## ASSIGNMENT
If a line in the entries below holds the string "this", copy it.

## Items from a dataset
• • • • •
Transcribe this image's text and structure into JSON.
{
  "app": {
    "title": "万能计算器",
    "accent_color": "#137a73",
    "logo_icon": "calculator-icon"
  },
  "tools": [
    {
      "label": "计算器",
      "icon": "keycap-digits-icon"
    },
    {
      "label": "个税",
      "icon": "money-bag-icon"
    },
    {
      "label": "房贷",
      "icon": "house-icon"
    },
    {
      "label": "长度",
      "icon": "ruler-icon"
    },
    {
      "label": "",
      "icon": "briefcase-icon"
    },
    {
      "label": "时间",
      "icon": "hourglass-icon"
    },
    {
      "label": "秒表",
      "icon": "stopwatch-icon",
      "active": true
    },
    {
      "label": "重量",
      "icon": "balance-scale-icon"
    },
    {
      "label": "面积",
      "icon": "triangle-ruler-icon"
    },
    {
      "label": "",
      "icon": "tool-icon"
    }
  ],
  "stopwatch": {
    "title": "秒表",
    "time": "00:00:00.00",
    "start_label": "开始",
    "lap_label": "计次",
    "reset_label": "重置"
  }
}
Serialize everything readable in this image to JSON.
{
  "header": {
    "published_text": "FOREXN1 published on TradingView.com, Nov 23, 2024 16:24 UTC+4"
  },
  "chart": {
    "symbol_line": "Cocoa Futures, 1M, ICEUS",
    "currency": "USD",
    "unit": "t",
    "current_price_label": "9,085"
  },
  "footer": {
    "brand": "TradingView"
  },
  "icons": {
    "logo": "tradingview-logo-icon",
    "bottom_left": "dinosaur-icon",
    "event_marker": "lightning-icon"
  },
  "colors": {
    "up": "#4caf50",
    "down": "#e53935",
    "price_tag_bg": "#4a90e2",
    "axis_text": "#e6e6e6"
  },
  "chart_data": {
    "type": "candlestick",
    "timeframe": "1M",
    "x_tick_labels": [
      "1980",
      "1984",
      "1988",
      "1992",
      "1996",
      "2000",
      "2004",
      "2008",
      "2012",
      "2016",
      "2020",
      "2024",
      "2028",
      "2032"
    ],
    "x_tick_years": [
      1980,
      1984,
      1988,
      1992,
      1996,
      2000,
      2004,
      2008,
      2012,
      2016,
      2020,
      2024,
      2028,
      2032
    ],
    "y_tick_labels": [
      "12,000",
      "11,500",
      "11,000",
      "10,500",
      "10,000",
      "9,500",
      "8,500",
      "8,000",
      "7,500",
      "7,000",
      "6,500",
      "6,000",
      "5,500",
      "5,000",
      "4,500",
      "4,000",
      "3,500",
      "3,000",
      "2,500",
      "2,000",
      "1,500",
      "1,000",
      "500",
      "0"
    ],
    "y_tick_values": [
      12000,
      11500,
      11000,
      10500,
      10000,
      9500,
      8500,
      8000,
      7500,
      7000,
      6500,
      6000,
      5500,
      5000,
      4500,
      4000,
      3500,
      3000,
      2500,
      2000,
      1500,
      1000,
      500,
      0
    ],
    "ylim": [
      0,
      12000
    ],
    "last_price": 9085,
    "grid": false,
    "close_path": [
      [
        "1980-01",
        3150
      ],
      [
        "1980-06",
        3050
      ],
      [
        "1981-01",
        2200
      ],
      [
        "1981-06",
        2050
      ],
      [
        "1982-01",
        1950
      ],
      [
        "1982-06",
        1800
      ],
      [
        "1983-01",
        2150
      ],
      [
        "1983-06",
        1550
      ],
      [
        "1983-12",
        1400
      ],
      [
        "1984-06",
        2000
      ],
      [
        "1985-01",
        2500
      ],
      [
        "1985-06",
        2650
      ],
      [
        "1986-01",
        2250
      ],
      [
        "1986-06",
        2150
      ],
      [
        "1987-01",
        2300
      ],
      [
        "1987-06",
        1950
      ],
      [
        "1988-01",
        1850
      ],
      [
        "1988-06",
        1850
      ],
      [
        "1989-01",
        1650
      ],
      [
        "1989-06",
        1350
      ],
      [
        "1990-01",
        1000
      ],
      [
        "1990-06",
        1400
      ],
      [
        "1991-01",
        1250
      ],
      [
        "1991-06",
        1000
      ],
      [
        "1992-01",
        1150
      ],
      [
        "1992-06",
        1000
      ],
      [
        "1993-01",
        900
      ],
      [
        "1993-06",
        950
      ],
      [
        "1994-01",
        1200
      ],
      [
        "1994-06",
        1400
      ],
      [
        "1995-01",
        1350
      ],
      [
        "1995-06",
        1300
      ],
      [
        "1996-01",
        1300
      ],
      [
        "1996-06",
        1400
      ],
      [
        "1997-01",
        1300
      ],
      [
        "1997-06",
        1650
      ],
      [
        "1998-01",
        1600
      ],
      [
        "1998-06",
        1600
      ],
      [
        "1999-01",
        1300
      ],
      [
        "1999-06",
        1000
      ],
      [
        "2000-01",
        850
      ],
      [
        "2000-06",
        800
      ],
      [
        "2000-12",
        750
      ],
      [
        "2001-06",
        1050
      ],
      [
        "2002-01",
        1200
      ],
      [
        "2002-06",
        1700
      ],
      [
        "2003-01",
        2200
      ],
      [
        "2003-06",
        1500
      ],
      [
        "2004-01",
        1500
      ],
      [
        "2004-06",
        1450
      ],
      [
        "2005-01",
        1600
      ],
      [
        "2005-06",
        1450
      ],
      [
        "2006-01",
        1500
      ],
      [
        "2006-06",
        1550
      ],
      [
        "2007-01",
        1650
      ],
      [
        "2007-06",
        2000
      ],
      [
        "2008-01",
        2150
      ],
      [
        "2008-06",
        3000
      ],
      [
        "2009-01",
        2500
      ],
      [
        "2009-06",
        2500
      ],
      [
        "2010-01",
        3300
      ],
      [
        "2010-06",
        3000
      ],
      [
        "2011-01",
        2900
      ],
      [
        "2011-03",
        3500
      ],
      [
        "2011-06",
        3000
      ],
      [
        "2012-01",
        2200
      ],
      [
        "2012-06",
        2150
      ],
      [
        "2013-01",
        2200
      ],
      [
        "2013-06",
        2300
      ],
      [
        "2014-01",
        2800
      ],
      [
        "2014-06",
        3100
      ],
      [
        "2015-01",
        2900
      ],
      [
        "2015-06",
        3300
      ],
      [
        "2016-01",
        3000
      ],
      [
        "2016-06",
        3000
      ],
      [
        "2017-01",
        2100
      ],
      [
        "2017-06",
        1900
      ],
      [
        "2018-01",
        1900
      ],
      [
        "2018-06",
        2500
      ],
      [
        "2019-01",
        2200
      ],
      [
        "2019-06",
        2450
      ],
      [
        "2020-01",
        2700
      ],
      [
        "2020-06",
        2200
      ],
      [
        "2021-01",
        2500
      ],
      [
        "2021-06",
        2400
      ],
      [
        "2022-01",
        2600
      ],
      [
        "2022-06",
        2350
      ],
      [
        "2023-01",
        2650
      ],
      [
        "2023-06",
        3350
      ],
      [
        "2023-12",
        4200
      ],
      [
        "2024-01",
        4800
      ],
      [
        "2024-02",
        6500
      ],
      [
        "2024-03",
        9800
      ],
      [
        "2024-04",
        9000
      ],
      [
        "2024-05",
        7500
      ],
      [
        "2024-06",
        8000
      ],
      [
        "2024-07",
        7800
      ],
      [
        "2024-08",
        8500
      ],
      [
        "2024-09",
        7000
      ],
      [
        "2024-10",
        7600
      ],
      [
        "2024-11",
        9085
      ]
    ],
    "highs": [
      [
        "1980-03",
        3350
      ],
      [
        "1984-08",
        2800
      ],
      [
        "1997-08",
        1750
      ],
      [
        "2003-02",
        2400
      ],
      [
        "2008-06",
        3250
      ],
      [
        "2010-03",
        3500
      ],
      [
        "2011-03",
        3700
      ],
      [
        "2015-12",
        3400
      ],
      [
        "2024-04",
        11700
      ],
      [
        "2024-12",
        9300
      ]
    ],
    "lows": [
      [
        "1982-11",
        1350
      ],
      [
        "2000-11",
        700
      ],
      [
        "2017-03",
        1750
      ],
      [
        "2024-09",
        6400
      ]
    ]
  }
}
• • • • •
## WRITTEN ANSWER
Transcribe this image's text and structure into JSON.
Serialize everything readable in this image to JSON.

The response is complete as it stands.